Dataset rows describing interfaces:
*** Begin section ***

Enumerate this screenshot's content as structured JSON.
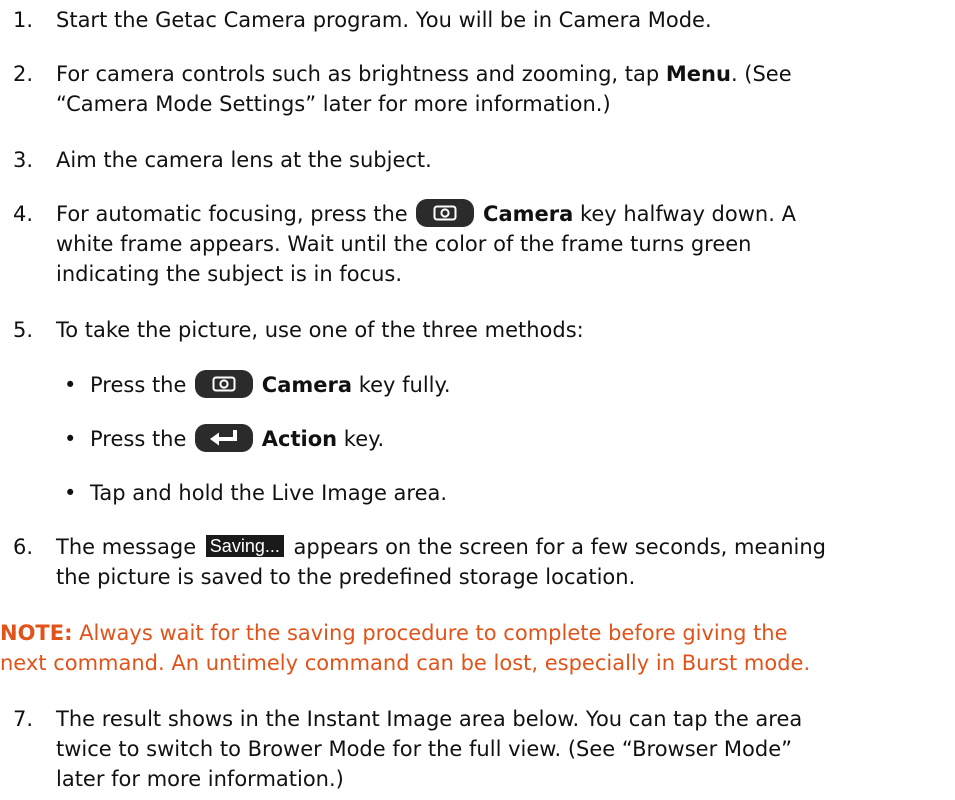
{
  "steps": [
    {
      "num": "1.",
      "text": "Start the Getac Camera program. You will be in Camera Mode."
    },
    {
      "num": "2.",
      "pre": "For camera controls such as brightness and zooming, tap ",
      "bold": "Menu",
      "post": ". (See",
      "line2": "“Camera Mode Settings” later for more information.)"
    },
    {
      "num": "3.",
      "text": "Aim the camera lens at the subject."
    },
    {
      "num": "4.",
      "pre": "For automatic focusing, press the ",
      "bold": "Camera",
      "post": " key halfway down. A",
      "line2": "white frame appears. Wait until the color of the frame turns green",
      "line3": "indicating the subject is in focus."
    },
    {
      "num": "5.",
      "text": "To take the picture, use one of the three methods:"
    },
    {
      "num": "6.",
      "pre": "The message ",
      "badge": "Saving...",
      "post": " appears on the screen for a few seconds, meaning",
      "line2": "the picture is saved to the predefined storage location."
    },
    {
      "num": "7.",
      "text": "The result shows in the Instant Image area below. You can tap the area",
      "line2": "twice to switch to Brower Mode for the full view. (See “Browser Mode”",
      "line3": "later for more information.)"
    }
  ],
  "bullets": [
    {
      "dot": "•",
      "pre": "Press the ",
      "icon": "camera-key-icon",
      "bold": "Camera",
      "post": " key fully."
    },
    {
      "dot": "•",
      "pre": "Press the ",
      "icon": "action-key-icon",
      "bold": "Action",
      "post": " key."
    },
    {
      "dot": "•",
      "text": "Tap and hold the Live Image area."
    }
  ],
  "note": {
    "label": "NOTE:",
    "line1": " Always wait for the saving procedure to complete before giving the",
    "line2": "next command. An untimely command can be lost, especially in Burst mode."
  },
  "colors": {
    "note": "#e2531a",
    "text": "#111111",
    "key": "#2b2b2b"
  }
}
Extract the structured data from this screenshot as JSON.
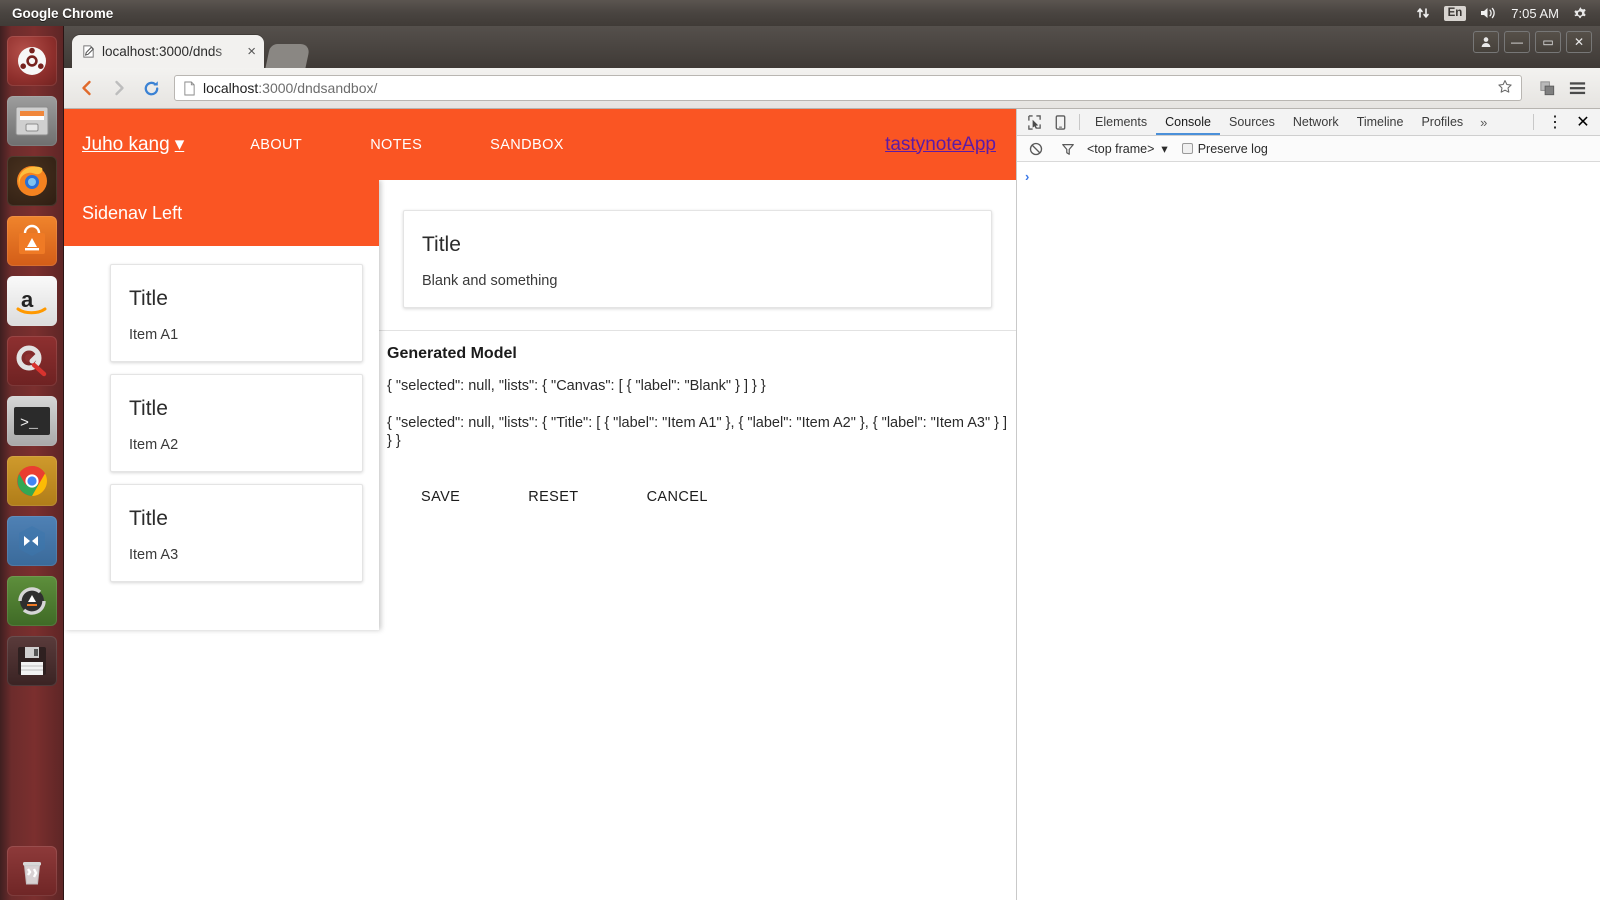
{
  "desktop": {
    "panel": {
      "app_name": "Google Chrome",
      "tray": {
        "network_icon": "network-updown-icon",
        "keyboard_layout": "En",
        "volume_icon": "volume-icon",
        "clock": "7:05 AM",
        "settings_icon": "system-gear-icon"
      }
    },
    "launcher": {
      "items": [
        {
          "name": "dash-home",
          "icon": "ubuntu-logo-icon",
          "glyph": "●",
          "running": false,
          "focused": false
        },
        {
          "name": "files",
          "icon": "file-cabinet-icon",
          "glyph": "☰",
          "running": false,
          "focused": false
        },
        {
          "name": "firefox",
          "icon": "firefox-icon",
          "glyph": "🦊",
          "running": false,
          "focused": false
        },
        {
          "name": "ubuntu-software",
          "icon": "software-center-icon",
          "glyph": "A",
          "running": false,
          "focused": false
        },
        {
          "name": "amazon",
          "icon": "amazon-icon",
          "glyph": "a",
          "running": false,
          "focused": false
        },
        {
          "name": "system-settings",
          "icon": "gear-wrench-icon",
          "glyph": "⚙",
          "running": false,
          "focused": false
        },
        {
          "name": "terminal",
          "icon": "terminal-icon",
          "glyph": ">_",
          "running": true,
          "focused": false
        },
        {
          "name": "google-chrome",
          "icon": "chrome-icon",
          "glyph": "◉",
          "running": true,
          "focused": true
        },
        {
          "name": "visual-studio-code",
          "icon": "vscode-icon",
          "glyph": "⊳⊲",
          "running": true,
          "focused": false
        },
        {
          "name": "software-updater",
          "icon": "software-updater-icon",
          "glyph": "↻",
          "running": true,
          "focused": false
        },
        {
          "name": "save-disk",
          "icon": "floppy-disk-icon",
          "glyph": "💾",
          "running": false,
          "focused": false
        },
        {
          "name": "trash",
          "icon": "trash-icon",
          "glyph": "🗑",
          "running": false,
          "focused": false
        }
      ]
    }
  },
  "browser": {
    "tab": {
      "title": "localhost:3000/dnds",
      "favicon": "pencil-page-icon",
      "close_label": "×"
    },
    "new_tab_label": "",
    "window_controls": {
      "profile": "👤",
      "minimize": "—",
      "maximize": "▭",
      "close": "✕"
    },
    "toolbar": {
      "back": "‹",
      "forward": "›",
      "reload": "↻",
      "page_icon": "page-document-icon",
      "url_host": "localhost",
      "url_rest": ":3000/dndsandbox/",
      "bookmark_star": "☆",
      "extension_icon": "extension-cubes-icon",
      "menu_icon": "☰"
    }
  },
  "page": {
    "accent_color": "#fa5523",
    "link_color": "#5c1ba6",
    "appbar": {
      "brand": "Juho kang",
      "brand_caret": "▾",
      "nav": [
        {
          "label": "ABOUT"
        },
        {
          "label": "NOTES"
        },
        {
          "label": "SANDBOX"
        }
      ],
      "app_link": "tastynoteApp"
    },
    "sidenav": {
      "header": "Sidenav Left",
      "cards": [
        {
          "title": "Title",
          "text": "Item A1"
        },
        {
          "title": "Title",
          "text": "Item A2"
        },
        {
          "title": "Title",
          "text": "Item A3"
        }
      ]
    },
    "canvas": {
      "card": {
        "title": "Title",
        "text": "Blank and something"
      }
    },
    "generated_model": {
      "heading": "Generated Model",
      "lines": [
        "{ \"selected\": null, \"lists\": { \"Canvas\": [ { \"label\": \"Blank\" } ] } }",
        "{ \"selected\": null, \"lists\": { \"Title\": [ { \"label\": \"Item A1\" }, { \"label\": \"Item A2\" }, { \"label\": \"Item A3\" } ] } }"
      ]
    },
    "actions": [
      {
        "label": "SAVE",
        "name": "save-button"
      },
      {
        "label": "RESET",
        "name": "reset-button"
      },
      {
        "label": "CANCEL",
        "name": "cancel-button"
      }
    ]
  },
  "devtools": {
    "inspect_icon": "inspect-cursor-icon",
    "device_icon": "device-toolbar-icon",
    "tabs": [
      {
        "label": "Elements",
        "active": false
      },
      {
        "label": "Console",
        "active": true
      },
      {
        "label": "Sources",
        "active": false
      },
      {
        "label": "Network",
        "active": false
      },
      {
        "label": "Timeline",
        "active": false
      },
      {
        "label": "Profiles",
        "active": false
      }
    ],
    "more_tabs": "»",
    "menu_icon": "⋮",
    "close_icon": "✕",
    "filterbar": {
      "clear_icon": "clear-console-icon",
      "filter_icon": "filter-funnel-icon",
      "frame_selector": "<top frame>",
      "frame_caret": "▾",
      "preserve_log_label": "Preserve log",
      "preserve_log_checked": false
    },
    "console": {
      "prompt": "›"
    }
  }
}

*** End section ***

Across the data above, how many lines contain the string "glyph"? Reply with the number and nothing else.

12